Thu or argument does not lead, as Austriaco charges, to an endorsement of neocortical death nor does it put the most vulnerable in our society, e. g. people in the called “permanent” vegetative state at risk of life. It does not because our position is grounded in the Thomistic principle that “nothing is in the mind (an immaterial faculty, not a material one to be identified with the brain) that has not been some way in the senses.” The human intellect, unlike the divine and angelic, is a faculty of a being who is a composite of soul and body—and the body is integral to the being of the human person. For us to form concepts, make judgments, reason (intellectual acts) we must first “separate” or “abstract” forms present in our sensory powers, the external senses of sight, hearing, touch, smell, taste, and the “internal” senses of imagination and memory or what Aquinas called the vis cogitative, the “cogitative power.” But a long as we have a composite being made of spiritual soul and body (made alive by the soul or animating principle) we have what Austriaco calls a living human organism. His critique is misplaced.30
Nonetheless, as Grisez and Lee say explicitly at the conclusion of their essay, “the present paper has been concerned exclusively with the adequacy of total brain death as criterion for the death of a human individual. The judgment that this criterion – or any other criterion – of death is met is an entirely different matter.

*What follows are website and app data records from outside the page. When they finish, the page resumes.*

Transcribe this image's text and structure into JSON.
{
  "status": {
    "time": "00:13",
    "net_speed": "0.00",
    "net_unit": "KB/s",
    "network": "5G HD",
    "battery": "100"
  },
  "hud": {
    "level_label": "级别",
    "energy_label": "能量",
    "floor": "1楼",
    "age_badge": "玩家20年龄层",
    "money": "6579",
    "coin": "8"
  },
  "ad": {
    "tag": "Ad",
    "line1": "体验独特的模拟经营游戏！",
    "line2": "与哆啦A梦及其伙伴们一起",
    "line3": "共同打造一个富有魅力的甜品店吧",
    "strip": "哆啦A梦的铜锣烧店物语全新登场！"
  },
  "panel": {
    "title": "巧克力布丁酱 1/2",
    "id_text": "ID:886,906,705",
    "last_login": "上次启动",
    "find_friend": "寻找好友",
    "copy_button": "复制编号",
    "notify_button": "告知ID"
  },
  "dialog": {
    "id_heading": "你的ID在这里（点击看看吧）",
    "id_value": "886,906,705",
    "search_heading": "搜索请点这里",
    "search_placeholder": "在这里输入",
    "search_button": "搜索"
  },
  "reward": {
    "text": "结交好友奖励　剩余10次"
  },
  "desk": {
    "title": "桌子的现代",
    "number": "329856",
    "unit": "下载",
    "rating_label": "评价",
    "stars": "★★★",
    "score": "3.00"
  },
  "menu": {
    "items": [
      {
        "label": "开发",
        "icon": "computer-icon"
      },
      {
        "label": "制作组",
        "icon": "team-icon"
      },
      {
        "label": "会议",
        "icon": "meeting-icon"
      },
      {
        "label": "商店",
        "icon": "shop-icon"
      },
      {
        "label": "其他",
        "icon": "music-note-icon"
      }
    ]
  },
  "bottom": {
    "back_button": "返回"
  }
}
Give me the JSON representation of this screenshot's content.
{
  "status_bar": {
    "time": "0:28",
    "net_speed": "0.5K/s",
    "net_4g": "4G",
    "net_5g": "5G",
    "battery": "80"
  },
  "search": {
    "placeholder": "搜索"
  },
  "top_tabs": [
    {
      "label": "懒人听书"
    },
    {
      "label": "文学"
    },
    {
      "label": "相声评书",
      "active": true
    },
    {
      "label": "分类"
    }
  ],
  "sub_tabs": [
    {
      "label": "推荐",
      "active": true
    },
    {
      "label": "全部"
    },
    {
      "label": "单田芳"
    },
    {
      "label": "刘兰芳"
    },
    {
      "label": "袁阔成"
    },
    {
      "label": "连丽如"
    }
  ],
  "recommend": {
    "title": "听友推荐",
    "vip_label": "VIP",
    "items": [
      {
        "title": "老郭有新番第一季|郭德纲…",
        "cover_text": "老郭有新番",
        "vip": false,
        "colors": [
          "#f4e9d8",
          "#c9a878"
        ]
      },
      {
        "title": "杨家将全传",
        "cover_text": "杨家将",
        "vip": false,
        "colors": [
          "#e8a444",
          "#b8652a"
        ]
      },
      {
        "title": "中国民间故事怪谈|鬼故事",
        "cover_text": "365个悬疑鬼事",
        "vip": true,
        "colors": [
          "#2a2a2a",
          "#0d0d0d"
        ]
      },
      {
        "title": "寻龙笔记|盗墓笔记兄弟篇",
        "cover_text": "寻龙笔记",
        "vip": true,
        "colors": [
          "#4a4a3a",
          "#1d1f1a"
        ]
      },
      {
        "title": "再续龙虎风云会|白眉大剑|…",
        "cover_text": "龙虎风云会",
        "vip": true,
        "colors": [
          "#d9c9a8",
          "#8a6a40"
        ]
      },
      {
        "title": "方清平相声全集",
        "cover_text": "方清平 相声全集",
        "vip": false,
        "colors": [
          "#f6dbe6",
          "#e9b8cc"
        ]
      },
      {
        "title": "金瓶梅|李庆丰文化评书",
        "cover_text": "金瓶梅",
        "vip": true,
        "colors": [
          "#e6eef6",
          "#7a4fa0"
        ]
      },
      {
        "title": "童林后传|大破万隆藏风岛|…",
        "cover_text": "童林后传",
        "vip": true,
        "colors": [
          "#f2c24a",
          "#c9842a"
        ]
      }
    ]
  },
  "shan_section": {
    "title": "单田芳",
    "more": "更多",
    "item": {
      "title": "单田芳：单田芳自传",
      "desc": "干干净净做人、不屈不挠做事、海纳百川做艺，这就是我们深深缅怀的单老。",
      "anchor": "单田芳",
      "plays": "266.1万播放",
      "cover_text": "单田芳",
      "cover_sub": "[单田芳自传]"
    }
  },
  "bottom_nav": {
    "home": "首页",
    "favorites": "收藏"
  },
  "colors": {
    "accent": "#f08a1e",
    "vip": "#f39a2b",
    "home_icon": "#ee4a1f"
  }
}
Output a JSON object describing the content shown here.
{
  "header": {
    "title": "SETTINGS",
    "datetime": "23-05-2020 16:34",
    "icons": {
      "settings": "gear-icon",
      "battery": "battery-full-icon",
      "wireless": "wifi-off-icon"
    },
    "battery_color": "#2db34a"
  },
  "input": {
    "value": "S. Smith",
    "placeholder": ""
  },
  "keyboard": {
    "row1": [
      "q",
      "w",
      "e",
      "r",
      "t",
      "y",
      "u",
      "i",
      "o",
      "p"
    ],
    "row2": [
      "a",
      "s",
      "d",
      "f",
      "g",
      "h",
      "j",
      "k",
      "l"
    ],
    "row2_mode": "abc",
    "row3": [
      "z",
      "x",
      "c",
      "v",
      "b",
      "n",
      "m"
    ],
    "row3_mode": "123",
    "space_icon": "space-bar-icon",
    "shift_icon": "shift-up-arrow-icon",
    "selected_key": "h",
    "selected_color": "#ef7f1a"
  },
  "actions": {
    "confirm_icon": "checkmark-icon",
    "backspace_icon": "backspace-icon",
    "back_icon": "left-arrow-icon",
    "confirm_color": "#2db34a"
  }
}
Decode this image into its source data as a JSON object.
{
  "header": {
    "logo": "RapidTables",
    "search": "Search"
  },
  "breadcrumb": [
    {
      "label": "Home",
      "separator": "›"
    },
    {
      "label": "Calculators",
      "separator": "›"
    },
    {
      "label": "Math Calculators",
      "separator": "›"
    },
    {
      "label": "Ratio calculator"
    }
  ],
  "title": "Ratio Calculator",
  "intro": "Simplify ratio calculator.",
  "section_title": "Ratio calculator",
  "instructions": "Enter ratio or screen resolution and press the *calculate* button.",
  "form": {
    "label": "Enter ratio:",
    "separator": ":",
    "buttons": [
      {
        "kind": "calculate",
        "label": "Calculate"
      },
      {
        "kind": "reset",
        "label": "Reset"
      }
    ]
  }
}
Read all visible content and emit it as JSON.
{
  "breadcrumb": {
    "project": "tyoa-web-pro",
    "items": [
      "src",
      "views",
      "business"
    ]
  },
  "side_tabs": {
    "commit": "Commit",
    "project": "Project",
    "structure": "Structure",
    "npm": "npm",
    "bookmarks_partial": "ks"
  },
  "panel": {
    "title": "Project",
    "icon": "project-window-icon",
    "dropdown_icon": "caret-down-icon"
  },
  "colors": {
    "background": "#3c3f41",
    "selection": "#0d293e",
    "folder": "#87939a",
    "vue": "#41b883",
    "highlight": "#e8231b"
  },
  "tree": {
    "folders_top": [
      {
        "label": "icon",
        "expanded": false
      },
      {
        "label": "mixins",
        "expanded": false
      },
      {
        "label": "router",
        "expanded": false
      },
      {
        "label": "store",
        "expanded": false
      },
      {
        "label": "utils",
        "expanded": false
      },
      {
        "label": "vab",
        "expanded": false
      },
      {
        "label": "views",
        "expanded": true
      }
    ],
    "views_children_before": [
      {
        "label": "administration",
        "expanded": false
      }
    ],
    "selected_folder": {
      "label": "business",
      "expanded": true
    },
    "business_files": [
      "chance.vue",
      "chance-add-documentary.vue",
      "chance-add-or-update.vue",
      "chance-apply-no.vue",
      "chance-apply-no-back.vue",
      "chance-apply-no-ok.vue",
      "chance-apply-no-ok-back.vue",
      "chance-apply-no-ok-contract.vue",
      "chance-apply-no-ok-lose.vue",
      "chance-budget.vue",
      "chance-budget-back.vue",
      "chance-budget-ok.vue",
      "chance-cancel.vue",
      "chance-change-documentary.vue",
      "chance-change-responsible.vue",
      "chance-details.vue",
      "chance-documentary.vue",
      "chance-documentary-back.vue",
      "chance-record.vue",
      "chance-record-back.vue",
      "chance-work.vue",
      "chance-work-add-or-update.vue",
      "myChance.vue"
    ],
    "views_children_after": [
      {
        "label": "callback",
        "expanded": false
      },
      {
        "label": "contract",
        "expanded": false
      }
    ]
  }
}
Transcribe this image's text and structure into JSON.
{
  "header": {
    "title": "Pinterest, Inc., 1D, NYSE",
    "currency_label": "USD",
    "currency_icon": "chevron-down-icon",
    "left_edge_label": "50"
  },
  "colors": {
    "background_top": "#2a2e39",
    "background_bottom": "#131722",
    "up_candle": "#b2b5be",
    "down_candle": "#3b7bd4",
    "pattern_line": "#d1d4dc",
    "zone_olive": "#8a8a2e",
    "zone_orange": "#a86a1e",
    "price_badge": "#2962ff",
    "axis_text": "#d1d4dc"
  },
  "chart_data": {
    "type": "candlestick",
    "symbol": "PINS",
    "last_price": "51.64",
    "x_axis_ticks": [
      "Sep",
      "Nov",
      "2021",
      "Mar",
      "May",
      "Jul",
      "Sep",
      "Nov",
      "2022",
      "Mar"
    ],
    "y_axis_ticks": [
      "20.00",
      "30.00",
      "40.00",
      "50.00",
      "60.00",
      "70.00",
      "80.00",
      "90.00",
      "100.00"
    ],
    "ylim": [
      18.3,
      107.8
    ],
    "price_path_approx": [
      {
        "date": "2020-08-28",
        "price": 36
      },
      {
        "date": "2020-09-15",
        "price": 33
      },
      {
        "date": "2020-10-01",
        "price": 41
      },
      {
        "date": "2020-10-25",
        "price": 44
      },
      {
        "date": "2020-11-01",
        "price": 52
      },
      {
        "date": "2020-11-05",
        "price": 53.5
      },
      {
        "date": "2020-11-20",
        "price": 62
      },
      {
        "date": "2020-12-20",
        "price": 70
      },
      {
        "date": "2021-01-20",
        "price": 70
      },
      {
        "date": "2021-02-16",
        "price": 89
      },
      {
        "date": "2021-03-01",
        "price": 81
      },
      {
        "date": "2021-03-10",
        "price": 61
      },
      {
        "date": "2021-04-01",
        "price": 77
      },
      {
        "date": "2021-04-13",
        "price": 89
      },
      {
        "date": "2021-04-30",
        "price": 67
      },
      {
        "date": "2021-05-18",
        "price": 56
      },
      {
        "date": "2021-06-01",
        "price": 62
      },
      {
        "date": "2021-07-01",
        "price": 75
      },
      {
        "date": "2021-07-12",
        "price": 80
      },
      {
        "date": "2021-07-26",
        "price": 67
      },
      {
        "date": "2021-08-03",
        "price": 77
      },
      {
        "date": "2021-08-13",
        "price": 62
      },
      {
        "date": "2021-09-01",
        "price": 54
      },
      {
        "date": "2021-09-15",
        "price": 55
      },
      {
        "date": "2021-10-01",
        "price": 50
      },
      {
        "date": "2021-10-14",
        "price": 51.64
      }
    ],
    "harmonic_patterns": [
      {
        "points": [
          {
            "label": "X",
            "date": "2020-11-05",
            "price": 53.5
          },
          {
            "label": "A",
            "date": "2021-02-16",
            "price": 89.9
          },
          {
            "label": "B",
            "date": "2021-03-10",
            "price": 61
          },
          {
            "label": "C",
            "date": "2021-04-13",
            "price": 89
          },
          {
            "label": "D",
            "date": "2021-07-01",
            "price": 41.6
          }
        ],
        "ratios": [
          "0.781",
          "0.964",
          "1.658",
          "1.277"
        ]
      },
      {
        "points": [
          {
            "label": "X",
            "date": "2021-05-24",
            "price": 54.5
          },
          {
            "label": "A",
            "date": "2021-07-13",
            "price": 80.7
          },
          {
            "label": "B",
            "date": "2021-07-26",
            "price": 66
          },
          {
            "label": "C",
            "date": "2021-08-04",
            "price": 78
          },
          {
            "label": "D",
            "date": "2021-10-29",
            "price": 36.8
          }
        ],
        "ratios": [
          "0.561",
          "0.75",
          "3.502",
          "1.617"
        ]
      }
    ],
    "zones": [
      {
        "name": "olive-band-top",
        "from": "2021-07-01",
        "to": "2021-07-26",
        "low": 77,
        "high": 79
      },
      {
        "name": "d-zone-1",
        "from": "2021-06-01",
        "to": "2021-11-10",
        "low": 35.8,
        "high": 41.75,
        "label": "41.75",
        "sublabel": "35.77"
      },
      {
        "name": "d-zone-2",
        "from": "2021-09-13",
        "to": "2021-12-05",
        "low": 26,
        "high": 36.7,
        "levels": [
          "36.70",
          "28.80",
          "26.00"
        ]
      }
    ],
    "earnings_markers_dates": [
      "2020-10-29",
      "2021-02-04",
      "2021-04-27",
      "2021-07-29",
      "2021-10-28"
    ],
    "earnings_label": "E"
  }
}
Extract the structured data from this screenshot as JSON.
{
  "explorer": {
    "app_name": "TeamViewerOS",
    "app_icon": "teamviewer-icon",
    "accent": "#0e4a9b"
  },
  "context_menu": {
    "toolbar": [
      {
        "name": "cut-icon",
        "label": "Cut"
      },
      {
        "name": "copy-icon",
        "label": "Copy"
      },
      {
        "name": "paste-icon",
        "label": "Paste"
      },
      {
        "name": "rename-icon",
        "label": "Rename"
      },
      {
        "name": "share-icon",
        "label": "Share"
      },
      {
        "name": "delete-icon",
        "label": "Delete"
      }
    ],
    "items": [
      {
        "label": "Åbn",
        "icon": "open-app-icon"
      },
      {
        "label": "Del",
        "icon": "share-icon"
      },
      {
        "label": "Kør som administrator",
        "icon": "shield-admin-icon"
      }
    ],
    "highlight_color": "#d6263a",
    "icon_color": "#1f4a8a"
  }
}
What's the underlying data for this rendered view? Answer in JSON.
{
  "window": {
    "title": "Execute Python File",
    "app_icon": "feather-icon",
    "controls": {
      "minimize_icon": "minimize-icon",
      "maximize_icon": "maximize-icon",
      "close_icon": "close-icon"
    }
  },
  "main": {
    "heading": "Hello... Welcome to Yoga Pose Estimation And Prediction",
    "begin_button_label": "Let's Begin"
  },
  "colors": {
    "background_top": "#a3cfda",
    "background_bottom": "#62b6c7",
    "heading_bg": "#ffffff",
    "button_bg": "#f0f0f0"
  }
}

Nothing that we have said should be mistaken as supporting the adequacy of the procedures that have been used in pronouncing patients
Beatitude: An Introduction to Catholic Bioethics (Washington, D. C.: The Catholic University o America Press, 2011).
30 A recent presentation of this position is Germain Grisez and Patrick Lee, “Total Brain Death: A Reply to Alan Shewmon,” Bioethics ISSN 0269-9702 (print); 1467-8519 (online) doi:10.1111/j.1467-8519.2010.01846.x, Volume 26 Number 5 2012 pp 275–284